Top of AVAILABLE DATA
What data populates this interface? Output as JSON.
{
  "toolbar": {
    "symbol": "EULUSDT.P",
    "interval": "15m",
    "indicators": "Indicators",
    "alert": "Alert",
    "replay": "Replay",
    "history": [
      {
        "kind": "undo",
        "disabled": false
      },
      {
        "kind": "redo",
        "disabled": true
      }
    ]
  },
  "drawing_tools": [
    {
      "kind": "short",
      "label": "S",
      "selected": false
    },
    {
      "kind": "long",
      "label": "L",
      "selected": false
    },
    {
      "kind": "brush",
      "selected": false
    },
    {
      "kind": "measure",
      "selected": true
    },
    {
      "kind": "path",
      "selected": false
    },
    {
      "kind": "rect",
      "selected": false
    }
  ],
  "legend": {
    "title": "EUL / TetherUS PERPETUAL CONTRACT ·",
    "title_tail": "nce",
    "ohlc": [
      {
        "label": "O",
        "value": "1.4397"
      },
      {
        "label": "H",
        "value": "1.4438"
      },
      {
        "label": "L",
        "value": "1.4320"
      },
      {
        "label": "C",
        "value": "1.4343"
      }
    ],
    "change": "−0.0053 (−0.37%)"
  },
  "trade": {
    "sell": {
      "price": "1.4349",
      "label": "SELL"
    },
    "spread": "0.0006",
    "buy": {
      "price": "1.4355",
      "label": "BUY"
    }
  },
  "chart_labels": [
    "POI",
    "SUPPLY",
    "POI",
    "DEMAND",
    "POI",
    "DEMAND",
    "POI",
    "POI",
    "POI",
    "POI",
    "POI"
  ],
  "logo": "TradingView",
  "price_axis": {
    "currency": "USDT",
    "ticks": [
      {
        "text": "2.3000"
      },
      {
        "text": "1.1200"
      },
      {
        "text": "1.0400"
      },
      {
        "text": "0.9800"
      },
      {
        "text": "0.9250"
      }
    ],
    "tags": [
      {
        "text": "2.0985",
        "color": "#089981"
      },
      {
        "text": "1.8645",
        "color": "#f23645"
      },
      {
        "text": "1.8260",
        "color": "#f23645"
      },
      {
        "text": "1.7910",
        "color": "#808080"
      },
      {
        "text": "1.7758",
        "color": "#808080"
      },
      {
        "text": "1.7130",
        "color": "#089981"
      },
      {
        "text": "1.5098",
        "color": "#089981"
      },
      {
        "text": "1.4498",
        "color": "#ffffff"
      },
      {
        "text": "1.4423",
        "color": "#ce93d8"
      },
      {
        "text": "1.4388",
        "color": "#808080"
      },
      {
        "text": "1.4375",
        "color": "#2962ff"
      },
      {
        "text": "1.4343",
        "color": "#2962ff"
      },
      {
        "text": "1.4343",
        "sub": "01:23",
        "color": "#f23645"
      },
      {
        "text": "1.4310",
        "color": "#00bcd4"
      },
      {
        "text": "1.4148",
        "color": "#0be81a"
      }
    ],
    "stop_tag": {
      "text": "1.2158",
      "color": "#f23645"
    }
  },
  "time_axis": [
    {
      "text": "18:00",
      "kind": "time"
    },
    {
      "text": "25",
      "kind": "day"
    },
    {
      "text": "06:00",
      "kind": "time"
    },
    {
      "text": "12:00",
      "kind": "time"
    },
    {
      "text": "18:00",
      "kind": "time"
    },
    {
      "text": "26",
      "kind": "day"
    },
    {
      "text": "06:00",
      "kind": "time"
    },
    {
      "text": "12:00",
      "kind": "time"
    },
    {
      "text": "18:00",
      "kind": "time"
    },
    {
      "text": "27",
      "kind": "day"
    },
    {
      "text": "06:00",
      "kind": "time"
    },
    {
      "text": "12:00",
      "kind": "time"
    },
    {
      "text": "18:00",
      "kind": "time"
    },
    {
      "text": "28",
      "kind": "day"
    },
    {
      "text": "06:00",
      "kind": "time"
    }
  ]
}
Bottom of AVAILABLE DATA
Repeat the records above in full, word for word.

What data populates this interface? Output as JSON.
{
  "toolbar": {
    "symbol": "EULUSDT.P",
    "interval": "15m",
    "indicators": "Indicators",
    "alert": "Alert",
    "replay": "Replay",
    "history": [
      {
        "kind": "undo",
        "disabled": false
      },
      {
        "kind": "redo",
        "disabled": true
      }
    ]
  },
  "drawing_tools": [
    {
      "kind": "short",
      "label": "S",
      "selected": false
    },
    {
      "kind": "long",
      "label": "L",
      "selected": false
    },
    {
      "kind": "brush",
      "selected": false
    },
    {
      "kind": "measure",
      "selected": true
    },
    {
      "kind": "path",
      "selected": false
    },
    {
      "kind": "rect",
      "selected": false
    }
  ],
  "legend": {
    "title": "EUL / TetherUS PERPETUAL CONTRACT ·",
    "title_tail": "nce",
    "ohlc": [
      {
        "label": "O",
        "value": "1.4397"
      },
      {
        "label": "H",
        "value": "1.4438"
      },
      {
        "label": "L",
        "value": "1.4320"
      },
      {
        "label": "C",
        "value": "1.4343"
      }
    ],
    "change": "−0.0053 (−0.37%)"
  },
  "trade": {
    "sell": {
      "price": "1.4349",
      "label": "SELL"
    },
    "spread": "0.0006",
    "buy": {
      "price": "1.4355",
      "label": "BUY"
    }
  },
  "chart_labels": [
    "POI",
    "SUPPLY",
    "POI",
    "DEMAND",
    "POI",
    "DEMAND",
    "POI",
    "POI",
    "POI",
    "POI",
    "POI"
  ],
  "logo": "TradingView",
  "price_axis": {
    "currency": "USDT",
    "ticks": [
      {
        "text": "2.3000"
      },
      {
        "text": "1.1200"
      },
      {
        "text": "1.0400"
      },
      {
        "text": "0.9800"
      },
      {
        "text": "0.9250"
      }
    ],
    "tags": [
      {
        "text": "2.0985",
        "color": "#089981"
      },
      {
        "text": "1.8645",
        "color": "#f23645"
      },
      {
        "text": "1.8260",
        "color": "#f23645"
      },
      {
        "text": "1.7910",
        "color": "#808080"
      },
      {
        "text": "1.7758",
        "color": "#808080"
      },
      {
        "text": "1.7130",
        "color": "#089981"
      },
      {
        "text": "1.5098",
        "color": "#089981"
      },
      {
        "text": "1.4498",
        "color": "#ffffff"
      },
      {
        "text": "1.4423",
        "color": "#ce93d8"
      },
      {
        "text": "1.4388",
        "color": "#808080"
      },
      {
        "text": "1.4375",
        "color": "#2962ff"
      },
      {
        "text": "1.4343",
        "color": "#2962ff"
      },
      {
        "text": "1.4343",
        "sub": "01:23",
        "color": "#f23645"
      },
      {
        "text": "1.4310",
        "color": "#00bcd4"
      },
      {
        "text": "1.4148",
        "color": "#0be81a"
      }
    ],
    "stop_tag": {
      "text": "1.2158",
      "color": "#f23645"
    }
  },
  "time_axis": [
    {
      "text": "18:00",
      "kind": "time"
    },
    {
      "text": "25",
      "kind": "day"
    },
    {
      "text": "06:00",
      "kind": "time"
    },
    {
      "text": "12:00",
      "kind": "time"
    },
    {
      "text": "18:00",
      "kind": "time"
    },
    {
      "text": "26",
      "kind": "day"
    },
    {
      "text": "06:00",
      "kind": "time"
    },
    {
      "text": "12:00",
      "kind": "time"
    },
    {
      "text": "18:00",
      "kind": "time"
    },
    {
      "text": "27",
      "kind": "day"
    },
    {
      "text": "06:00",
      "kind": "time"
    },
    {
      "text": "12:00",
      "kind": "time"
    },
    {
      "text": "18:00",
      "kind": "time"
    },
    {
      "text": "28",
      "kind": "day"
    },
    {
      "text": "06:00",
      "kind": "time"
    }
  ]
}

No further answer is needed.